A judgment released on Christmas Eve turning on s 23G of the Evidence Act 1908 could open the floodgates for review of hundreds of child sexual abuse convictions entered over the last 15 years.
In R v A (CA 123/04, 16 December 2004), the Court of Appeal considered whether the evidence of a registered psychologist called at trial complied with s 23G of the Evidence Act.
Section 23G governs the admissibility of expert evidence in child sexual abuse cases. The section authorizes the giving of expert evidence on the question whether a complainant’s behaviour was consistent or inconsistent with that of a sexually abused child of similar age.
The expert may not give an opinion under the section as to whether or not the child has been abused, or whether or not the accused is the perpetrator.
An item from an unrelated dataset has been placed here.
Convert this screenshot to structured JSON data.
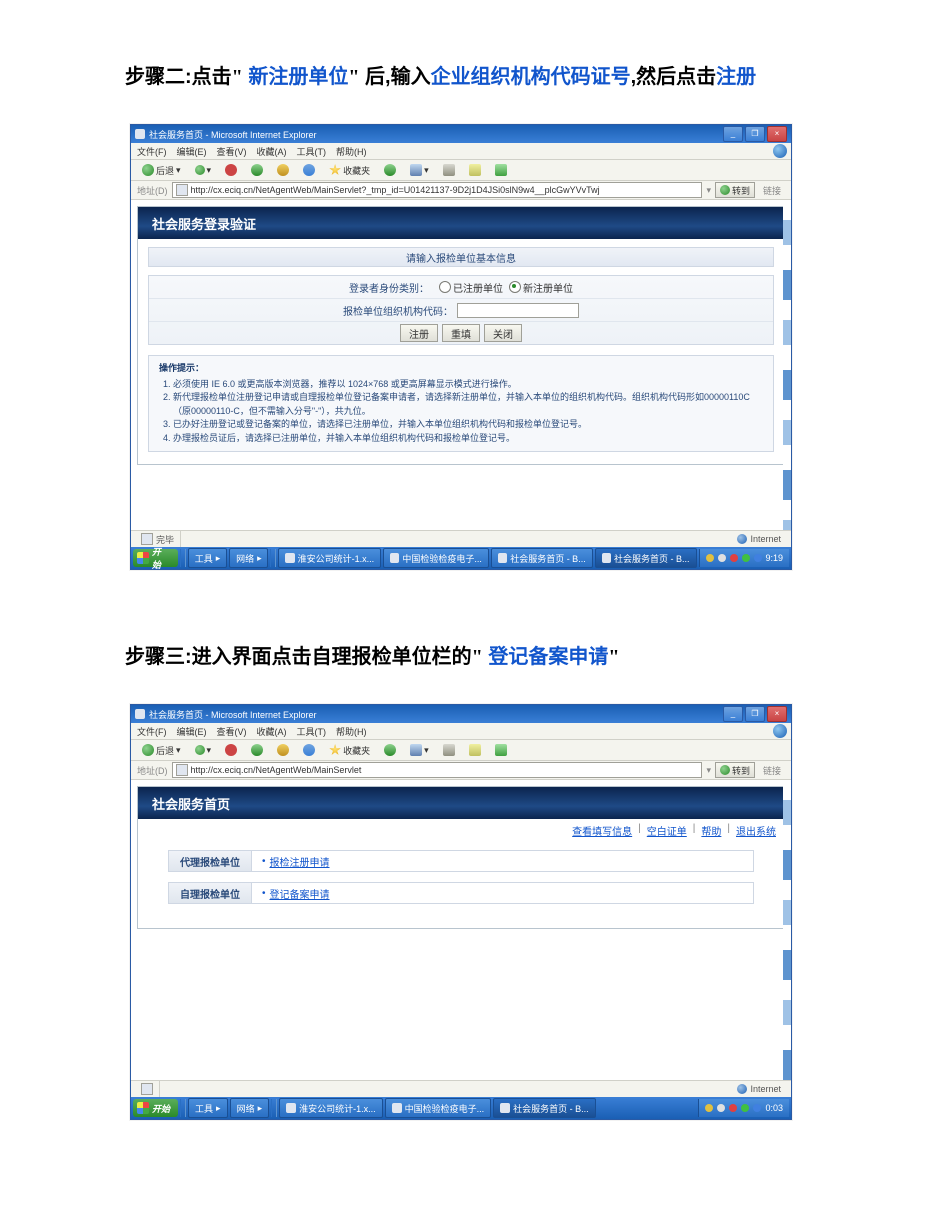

The Court in R v A held, “not only must the evidence say whether there is consistency or inconsistency with the behaviour of sexually abused children of the same age group, but the expert must articulate how consistent it is and also say if it is consistent with other factors”.
“What the Court is saying is you’ve got to know how likely a behaviour is if there’s sexual abuse, and how likely it is if there’s no sexual abuse. That’s the proper measure of its probative value,” Bernard Robertson, co-author of Interpreting Evidence: Evaluating Forensic Science in the Courtroom and chapters of Cross on Evidence said. According to Robertson, the “bald statement” that the evidence is consistent with sexual abuse is of no probative value and is “hence irrelevant”.
Commentators claim the evidence given as to whether behaviour was consistent with sexual abuse in the infamous Christchurch Civic Crčche case R v Ellis under s 23G(2)(c) would not pass the standard set by R v A. “Cases such as these should be the subject of Governor-General’s references to the Court of Appeal, because they’re miscarriages of justice by which hundreds of people have gone to jail,” Robertson said.
“However, as with any case, there is always the possibility of defendants bringing new appeals on the basis of R v A and arguing that their trials were unfair,” he added.
Minister of Justice Phil Goff told NZ Lawyer, “A doesn’t recast the application of s 23G, nor does it restrict the evidence that could be given under section 23G. There is therefore no reason to think that it will have any effect on other cases where s 23G has applied.”
If the R v A yardstick were applied to Ellis, most, if not all, of the ‘behavioural characteristics of child sexual abuse’ presented by prosecution expert witness Dr Karen Zelas in her evidence-in-chief would be considered irrelevant and of no probative value, Hood said.
Zelas did not give evidence about other possible explanations for the observed behaviours in Ellis, Hood said. When the defence expert witness, Australian psychologist Dr Keith Le Page, argued that that you needed to look at the background of the children because other possible explanations for the observed behaviours should be considered and you couldn’t say that behaviours were consistent with sexual abuse unless you looked at all the other factors – “which is exactly what R v A is saying you should do,” Hood said – he was “attacked” by both the Crown and the Judge for going outside the provisions of s 23G.
When the comments by the Crown and the Judge in Ellis on Dr Le Page’s concerns are compared with the Court of Appeal’s comments in R v A on the need to explore other possible explanations for the observed behaviours in allegedly abused children, “one is bound to conclude that the jury in Ellis was seriously misled on this point,” Hood said.
Optican said “I have always been suspicious of the database, studies and empirical evidence said to back up testimony under s 23.” He considered that the section may need a “rethink” in light of current evidence about behaviours associated with child sexual abuse and how experts can and should be able to talk about it in Court.
“I would like to see Parliament, informed by expert opinion and analysis, consider the current state of expert knowledge that would allow or not allow expert testimony under s 23G,” Optican said. “If the data is there to support it, Parliament should tell us clearly in a carefully drafted and properly considered statute how an expert can present such evidence and what the criteria of admissibility should be – or repeal the section if it so decides.”
Robertson said, “If evidence is relevant and probative there is no need for legislation admitting it and there is nothing wrong with the common law on who is an expert. The section should be repealed.”